Task: The answer must consist of each line below that contains the word "JSON", copied in full.

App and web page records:
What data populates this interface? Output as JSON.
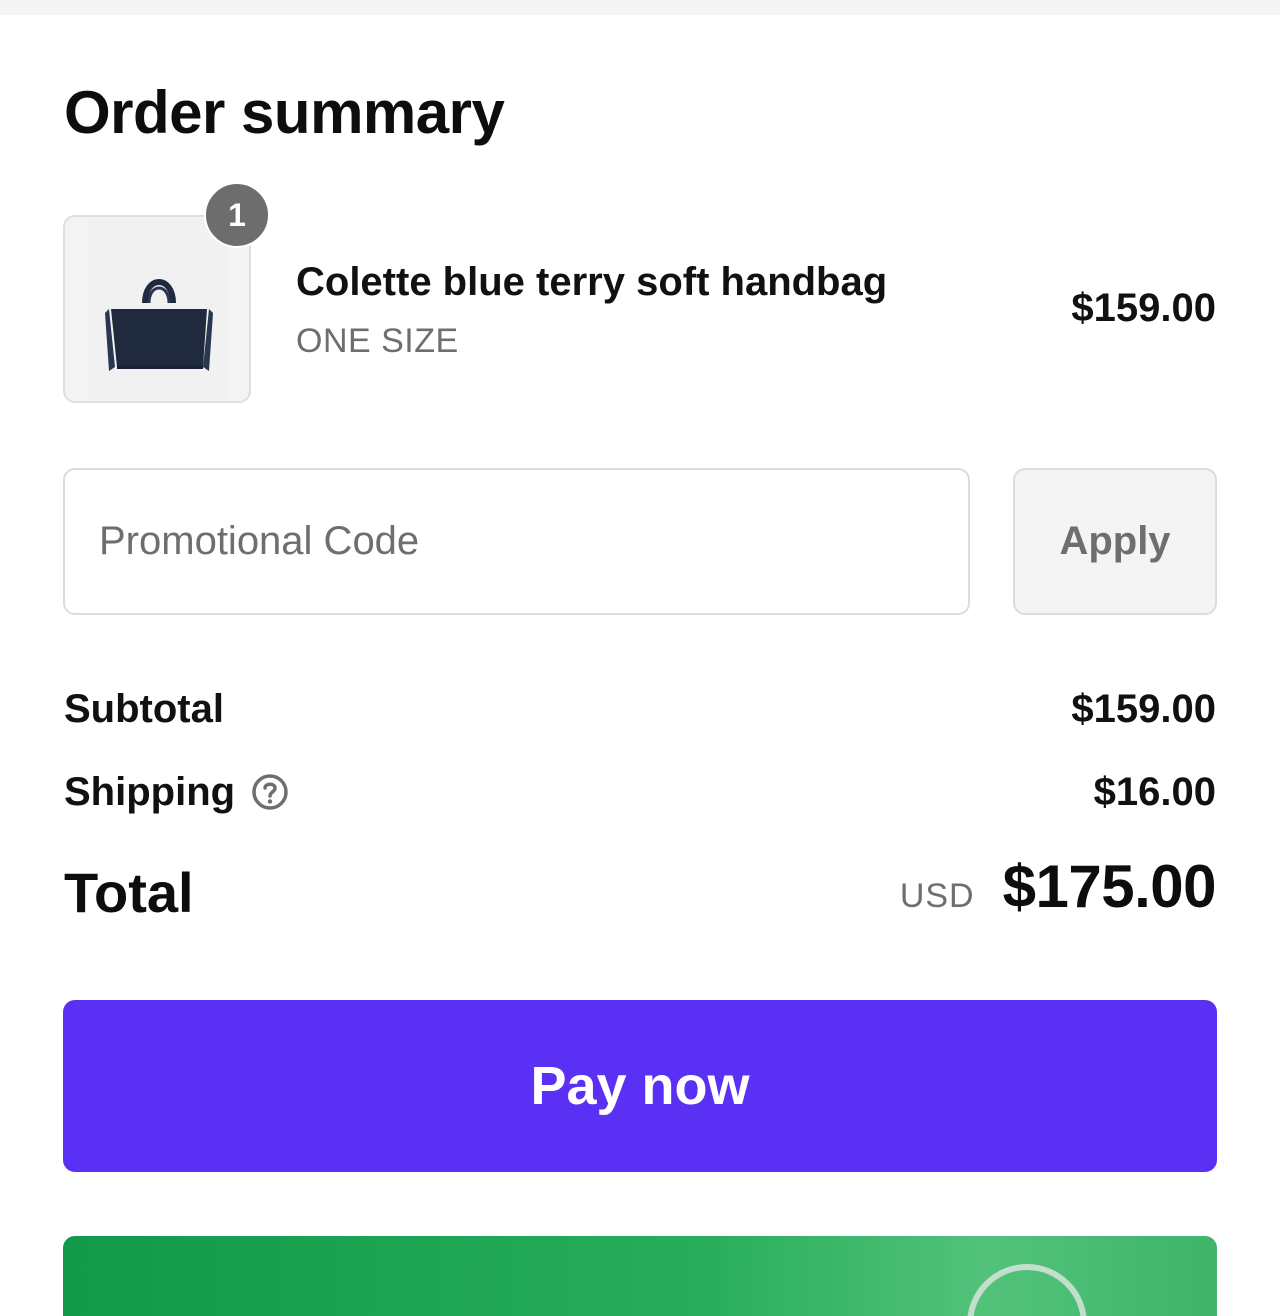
{
  "page": {
    "title": "Order summary"
  },
  "cart": {
    "items": [
      {
        "name": "Colette blue terry soft handbag",
        "variant": "ONE SIZE",
        "price": "$159.00",
        "quantity": "1",
        "image_icon": "handbag-image"
      }
    ]
  },
  "promo": {
    "placeholder": "Promotional Code",
    "value": "",
    "apply_label": "Apply"
  },
  "summary": {
    "subtotal_label": "Subtotal",
    "subtotal_value": "$159.00",
    "shipping_label": "Shipping",
    "shipping_help_icon": "question-circle-icon",
    "shipping_value": "$16.00",
    "total_label": "Total",
    "currency": "USD",
    "total_value": "$175.00"
  },
  "actions": {
    "pay_label": "Pay now"
  },
  "colors": {
    "pay_button": "#5a31f4",
    "badge": "#6d6d6d",
    "muted_text": "#6e6e6e",
    "banner_green": "#119a4a"
  }
}
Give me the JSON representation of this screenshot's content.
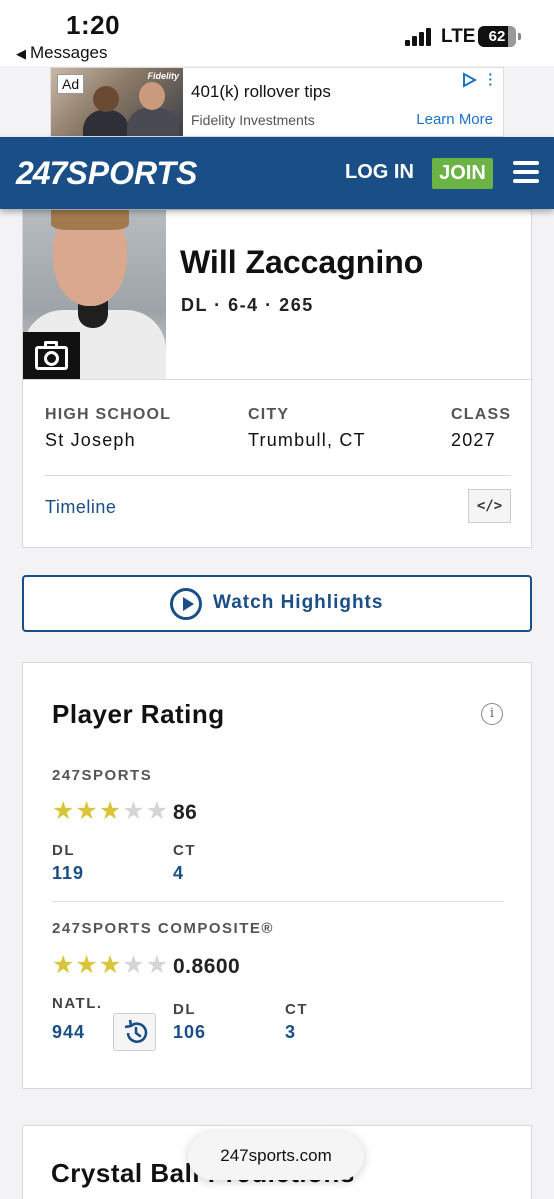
{
  "status_bar": {
    "time": "1:20",
    "back_label": "Messages",
    "network": "LTE",
    "battery": "62"
  },
  "ad": {
    "badge": "Ad",
    "brand": "Fidelity",
    "title": "401(k) rollover tips",
    "advertiser": "Fidelity Investments",
    "cta": "Learn More"
  },
  "header": {
    "logo_num": "247",
    "logo_word": "SPORTS",
    "login": "LOG IN",
    "join": "JOIN",
    "colors": {
      "brand": "#1a4e86",
      "join": "#6ab344"
    }
  },
  "profile": {
    "name": "Will Zaccagnino",
    "position_height_weight": "DL · 6-4 · 265",
    "high_school_label": "HIGH SCHOOL",
    "high_school": "St Joseph",
    "city_label": "CITY",
    "city": "Trumbull, CT",
    "class_label": "CLASS",
    "class_year": "2027",
    "timeline": "Timeline",
    "embed": "</>",
    "icons": [
      "camera-icon",
      "embed-icon"
    ]
  },
  "watch": {
    "label": "Watch Highlights",
    "icon": "play-circle-icon"
  },
  "rating": {
    "title": "Player Rating",
    "info": "i",
    "sports247": {
      "label": "247SPORTS",
      "stars": 3,
      "score": "86",
      "pos_label": "DL",
      "pos_rank": "119",
      "state_label": "CT",
      "state_rank": "4"
    },
    "composite": {
      "label": "247SPORTS COMPOSITE®",
      "stars": 3,
      "score": "0.8600",
      "natl_label": "NATL.",
      "natl_rank": "944",
      "pos_label": "DL",
      "pos_rank": "106",
      "state_label": "CT",
      "state_rank": "3"
    },
    "colors": {
      "star_on": "#d8c53a",
      "star_off": "#d5d5d5",
      "rank": "#1a4e86"
    }
  },
  "crystal_ball": {
    "title": "Crystal Ball Predictions"
  },
  "browser": {
    "url": "247sports.com"
  }
}
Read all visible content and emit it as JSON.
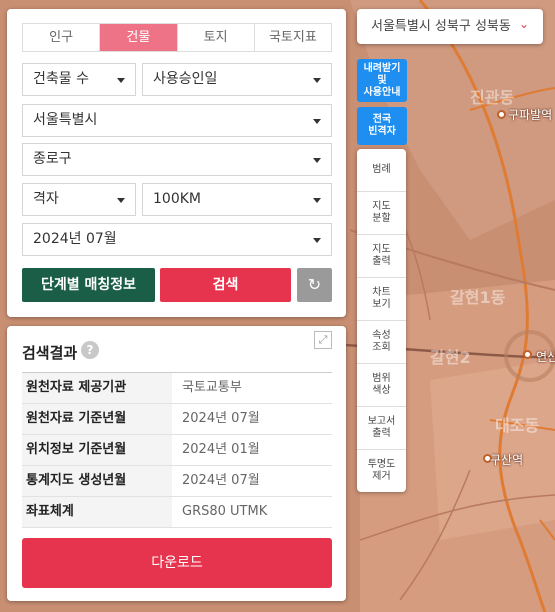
{
  "tabs": [
    "인구",
    "건물",
    "토지",
    "국토지표"
  ],
  "active_tab": "건물",
  "selects": {
    "item": "건축물 수",
    "date_type": "사용승인일",
    "sido": "서울특별시",
    "sigungu": "종로구",
    "grid": "격자",
    "grid_size": "100KM",
    "period": "2024년 07월"
  },
  "buttons": {
    "stage": "단계별 매칭정보",
    "search": "검색",
    "refresh_icon": "refresh-icon",
    "download": "다운로드"
  },
  "results": {
    "title": "검색결과",
    "help": "?",
    "rows": [
      {
        "k": "원천자료 제공기관",
        "v": "국토교통부"
      },
      {
        "k": "원천자료 기준년월",
        "v": "2024년 07월"
      },
      {
        "k": "위치정보 기준년월",
        "v": "2024년 01월"
      },
      {
        "k": "통계지도 생성년월",
        "v": "2024년 07월"
      },
      {
        "k": "좌표체계",
        "v": "GRS80 UTMK"
      }
    ]
  },
  "location": {
    "text": "서울특별시 성북구 성북동",
    "chevron": "⌄"
  },
  "side_buttons": {
    "guide": [
      "내려받기",
      "및",
      "사용안내"
    ],
    "national": [
      "전국",
      "빈격자"
    ]
  },
  "tools": [
    [
      "범례"
    ],
    [
      "지도",
      "분할"
    ],
    [
      "지도",
      "출력"
    ],
    [
      "차트",
      "보기"
    ],
    [
      "속성",
      "조회"
    ],
    [
      "범위",
      "색상"
    ],
    [
      "보고서",
      "출력"
    ],
    [
      "투명도",
      "제거"
    ]
  ],
  "map_labels": {
    "station1": "구파발역",
    "station2": "구산역",
    "partial": "연신",
    "area": "갈현1동",
    "area2": "갈현2",
    "area3": "대조동"
  },
  "colors": {
    "accent": "#ef7387",
    "search": "#e6344f",
    "stage": "#1b5e47",
    "blue": "#1e8ff0",
    "map": "#c98f73"
  }
}
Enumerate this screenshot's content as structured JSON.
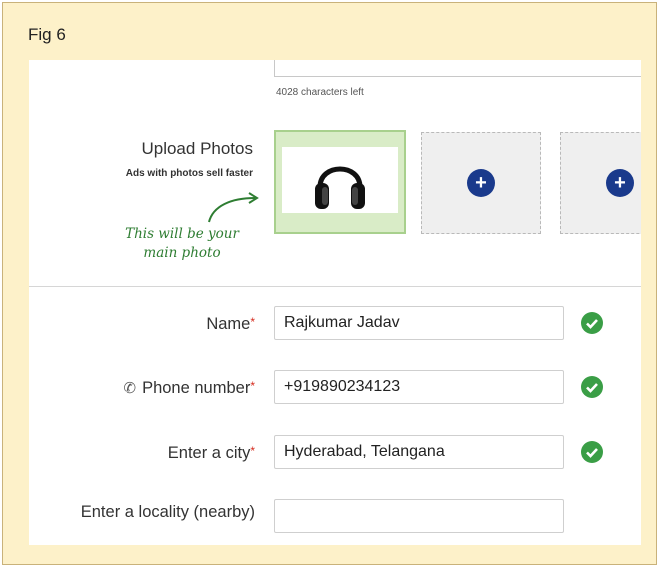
{
  "figure_label": "Fig 6",
  "description_box": {
    "chars_left": "4028 characters left"
  },
  "photos": {
    "title": "Upload Photos",
    "subtitle": "Ads with photos sell faster",
    "hint": "This will be your main photo",
    "main_photo_icon": "headphones-icon",
    "add_icon": "plus-circle-icon"
  },
  "form": {
    "name": {
      "label": "Name",
      "required": "*",
      "value": "Rajkumar Jadav",
      "valid": true
    },
    "phone": {
      "label": "Phone number",
      "required": "*",
      "value": "+919890234123",
      "valid": true,
      "icon": "phone-icon"
    },
    "city": {
      "label": "Enter a city",
      "required": "*",
      "value": "Hyderabad, Telangana",
      "valid": true
    },
    "locality": {
      "label": "Enter a locality (nearby)",
      "value": ""
    }
  },
  "colors": {
    "frame_bg": "#fdf1c9",
    "check_green": "#3a9e46",
    "required_red": "#d52b1e",
    "plus_blue": "#1a3a8c",
    "hint_green": "#2e7d32"
  }
}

Final answer:
What data populates this interface? Output as JSON.
Give me the JSON representation of this screenshot's content.
Read all visible content and emit it as JSON.
Enumerate this screenshot's content as structured JSON.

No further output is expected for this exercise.